simple • functional • beautiful
I pot in my studio at the end of the garden, here at my home in Buckinghamshire.
A few sessions on the potters wheel at a local Evening Class in 1991 and the book associated with the BBC Programme ‘The Craft of The Potter’, which had first inspired me to take up Pottery many years before and I was hooked. A wonderful lady on the evening course was emigrating and sold me her wheel along with a small kiln. I set up in the lean-to on the side of our house and shared the space with our cats. Developing my skills was a slow process over the years, working full-time and bringing up two children took priority. Eventually I took over the cricket pavilion in my garden that had once been the children’s playroom and created a wonderful space to work. I happily made pots that were functional and had a purpose with clean lines, slip trailing and bright glossy glazes for many years.
An out of character decision to apply for series 2 of The Great Pottery Throwdown resulted in a place on the show and subsequently an internship with Kate Malone. This in turn helped with and inspired my application to the newly formed Clay College in Stoke on Trent. which was to teach the core, fundamental skills necessary to become a studio potter.
Clay College provided a wealth of experience in production throwing, developing glazes, building kilns and experimenting with a variety of firing techniques. More importantly it gave me the space to explore the possibilities of clay. The knowledge and teaching provided by more than 20 of the most successful Studio Potters who make their living through ceramics along with the expertise of Course Director, Kevin Millward, has evoked the essential skills for years of further development.
I graduated in 2019 and continued at Clay College to assist with the new intake of students. My current focus has been to utilise simplistic contemporary forms, exploring the interaction between inclusions and mark making with simple ash and white glazes. In combination these draw out the nature of the body in both reduction and oxidation firings. The aim is for my work to be appealing, while remaining functional. This is an ongoing exploration of possibilities and I look forward to sharing many of the skills I learnt at Clay College.
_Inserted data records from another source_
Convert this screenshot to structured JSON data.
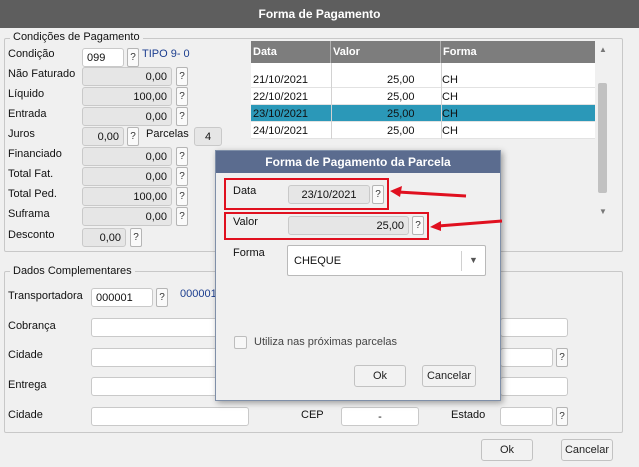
{
  "window": {
    "title": "Forma de Pagamento"
  },
  "pagamento": {
    "group_label": "Condições de Pagamento",
    "condicao_label": "Condição",
    "condicao_value": "099",
    "condicao_desc": "TIPO 9- 0",
    "nao_faturado_label": "Não Faturado",
    "nao_faturado_value": "0,00",
    "liquido_label": "Líquido",
    "liquido_value": "100,00",
    "entrada_label": "Entrada",
    "entrada_value": "0,00",
    "juros_label": "Juros",
    "juros_value": "0,00",
    "parcelas_label": "Parcelas",
    "parcelas_value": "4",
    "financiado_label": "Financiado",
    "financiado_value": "0,00",
    "total_fat_label": "Total Fat.",
    "total_fat_value": "0,00",
    "total_ped_label": "Total Ped.",
    "total_ped_value": "100,00",
    "suframa_label": "Suframa",
    "suframa_value": "0,00",
    "desconto_label": "Desconto",
    "desconto_value": "0,00",
    "help": "?"
  },
  "parcelas_grid": {
    "headers": {
      "data": "Data",
      "valor": "Valor",
      "forma": "Forma"
    },
    "rows": [
      {
        "data": "21/10/2021",
        "valor": "25,00",
        "forma": "CH"
      },
      {
        "data": "22/10/2021",
        "valor": "25,00",
        "forma": "CH"
      },
      {
        "data": "23/10/2021",
        "valor": "25,00",
        "forma": "CH"
      },
      {
        "data": "24/10/2021",
        "valor": "25,00",
        "forma": "CH"
      }
    ],
    "selected_index": 2
  },
  "complementares": {
    "group_label": "Dados Complementares",
    "transportadora_label": "Transportadora",
    "transportadora_value": "000001",
    "transportadora_desc": "000001",
    "cobranca_label": "Cobrança",
    "cidade_label": "Cidade",
    "entrega_label": "Entrega",
    "cidade2_label": "Cidade",
    "cep_label": "CEP",
    "cep_value": "-",
    "estado_label": "Estado"
  },
  "footer": {
    "ok": "Ok",
    "cancelar": "Cancelar"
  },
  "modal": {
    "title": "Forma de Pagamento da Parcela",
    "data_label": "Data",
    "data_value": "23/10/2021",
    "valor_label": "Valor",
    "valor_value": "25,00",
    "forma_label": "Forma",
    "forma_value": "CHEQUE",
    "checkbox_label": "Utiliza nas próximas parcelas",
    "checkbox_checked": false,
    "ok": "Ok",
    "cancelar": "Cancelar"
  },
  "colors": {
    "highlight": "#e0101f",
    "selected_row": "#2b98b8"
  }
}
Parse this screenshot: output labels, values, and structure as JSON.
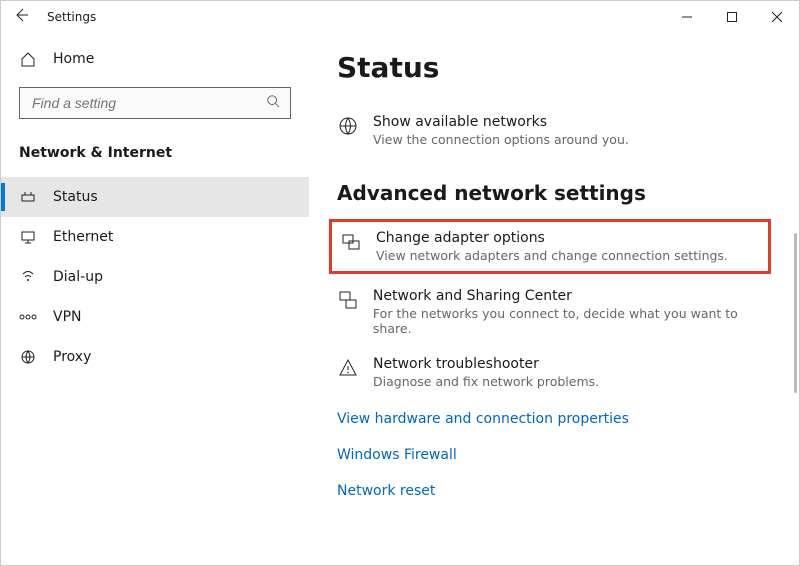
{
  "window": {
    "title": "Settings"
  },
  "sidebar": {
    "home": "Home",
    "search_placeholder": "Find a setting",
    "category": "Network & Internet",
    "items": [
      {
        "icon": "status-icon",
        "label": "Status"
      },
      {
        "icon": "ethernet-icon",
        "label": "Ethernet"
      },
      {
        "icon": "dialup-icon",
        "label": "Dial-up"
      },
      {
        "icon": "vpn-icon",
        "label": "VPN"
      },
      {
        "icon": "proxy-icon",
        "label": "Proxy"
      }
    ]
  },
  "main": {
    "heading": "Status",
    "available": {
      "title": "Show available networks",
      "desc": "View the connection options around you."
    },
    "advanced_heading": "Advanced network settings",
    "adapter": {
      "title": "Change adapter options",
      "desc": "View network adapters and change connection settings."
    },
    "sharing": {
      "title": "Network and Sharing Center",
      "desc": "For the networks you connect to, decide what you want to share."
    },
    "troubleshooter": {
      "title": "Network troubleshooter",
      "desc": "Diagnose and fix network problems."
    },
    "links": {
      "hardware": "View hardware and connection properties",
      "firewall": "Windows Firewall",
      "reset": "Network reset"
    }
  }
}
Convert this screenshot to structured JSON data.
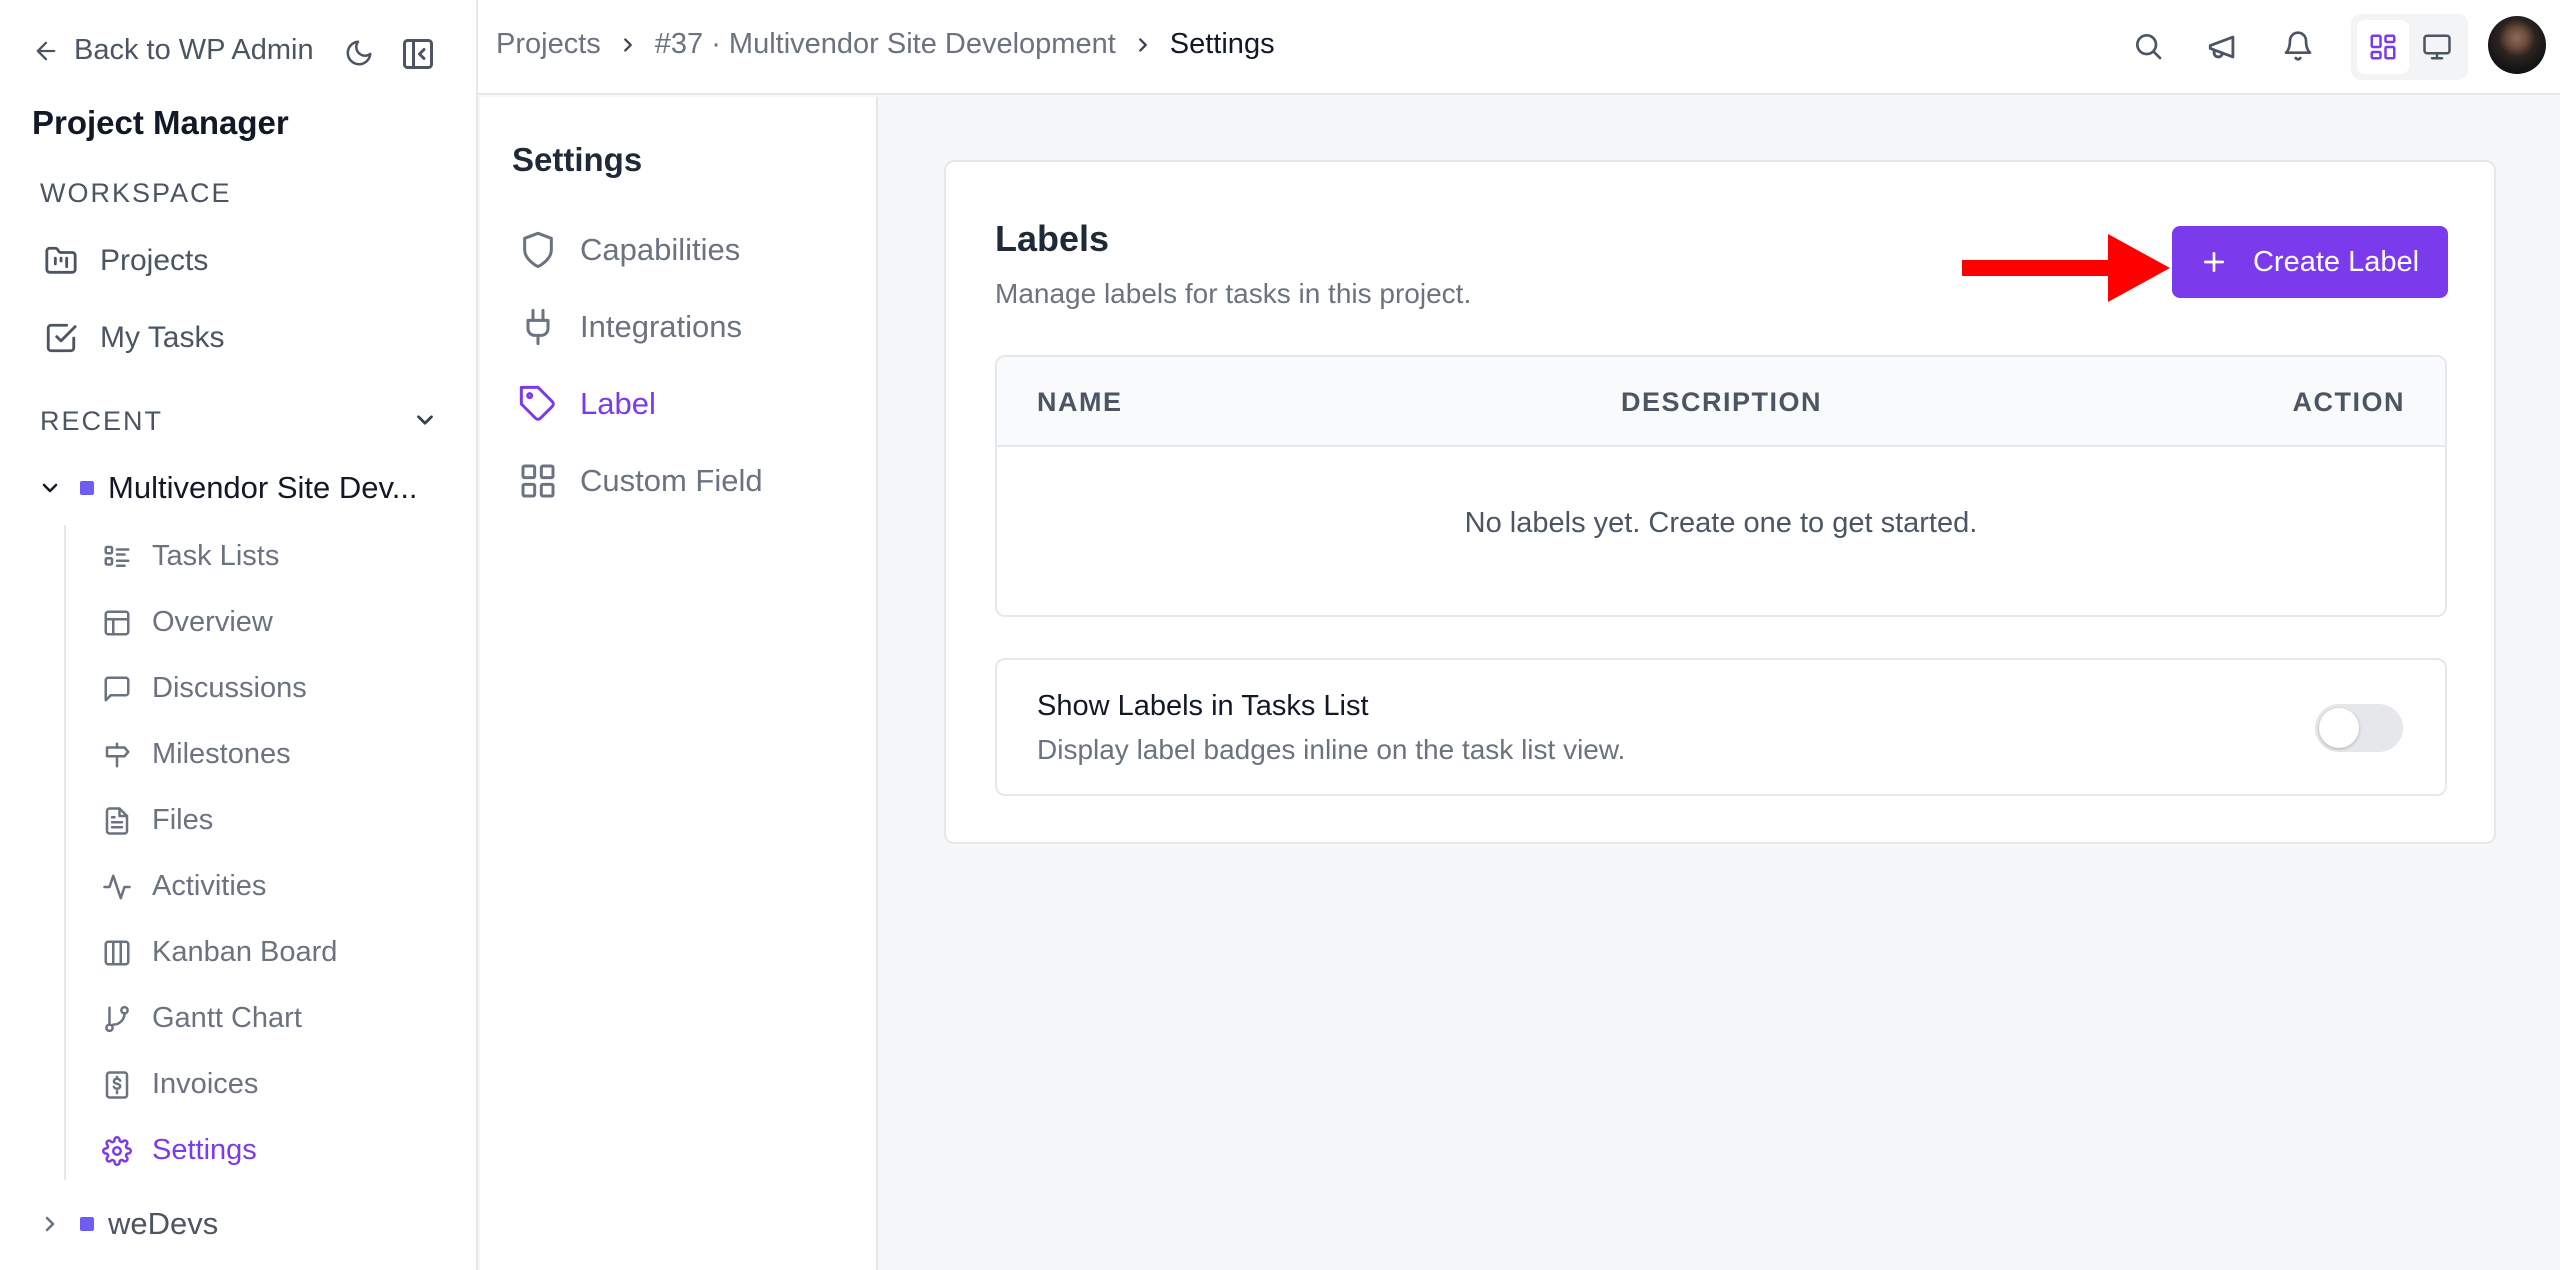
{
  "sidebar": {
    "back_label": "Back to WP Admin",
    "app_title": "Project Manager",
    "workspace_label": "WORKSPACE",
    "workspace_items": [
      {
        "label": "Projects",
        "icon": "folder-kanban-icon"
      },
      {
        "label": "My Tasks",
        "icon": "check-square-icon"
      }
    ],
    "recent_label": "RECENT",
    "recent_projects": [
      {
        "label": "Multivendor Site Dev...",
        "expanded": true
      },
      {
        "label": "weDevs",
        "expanded": false
      }
    ],
    "project_items": [
      {
        "label": "Task Lists",
        "icon": "list-icon"
      },
      {
        "label": "Overview",
        "icon": "layout-icon"
      },
      {
        "label": "Discussions",
        "icon": "message-icon"
      },
      {
        "label": "Milestones",
        "icon": "signpost-icon"
      },
      {
        "label": "Files",
        "icon": "file-icon"
      },
      {
        "label": "Activities",
        "icon": "activity-icon"
      },
      {
        "label": "Kanban Board",
        "icon": "columns-icon"
      },
      {
        "label": "Gantt Chart",
        "icon": "git-branch-icon"
      },
      {
        "label": "Invoices",
        "icon": "receipt-icon"
      },
      {
        "label": "Settings",
        "icon": "gear-icon",
        "active": true
      }
    ],
    "accent_color": "#7c3aed"
  },
  "breadcrumb": {
    "items": [
      "Projects",
      "#37 · Multivendor Site Development",
      "Settings"
    ]
  },
  "settings_nav": {
    "title": "Settings",
    "items": [
      {
        "label": "Capabilities",
        "icon": "shield-icon"
      },
      {
        "label": "Integrations",
        "icon": "plug-icon"
      },
      {
        "label": "Label",
        "icon": "tag-icon",
        "active": true
      },
      {
        "label": "Custom Field",
        "icon": "grid-icon"
      }
    ]
  },
  "labels_panel": {
    "title": "Labels",
    "subtitle": "Manage labels for tasks in this project.",
    "create_button": "Create Label",
    "table": {
      "columns": [
        "NAME",
        "DESCRIPTION",
        "ACTION"
      ],
      "rows": [],
      "empty_text": "No labels yet. Create one to get started."
    },
    "show_labels": {
      "title": "Show Labels in Tasks List",
      "description": "Display label badges inline on the task list view.",
      "enabled": false
    }
  },
  "annotation": {
    "arrow_color": "#ff0000"
  }
}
Pavilion Pottery is, unsurprisingly, based out of a cricket pavilion and is being updated currently to accommodate more wheels within the teaching space and a new gas kiln is expected soon.
Elaine will run classes in several aspects of Pottery such as glazing and use of slips in 2020.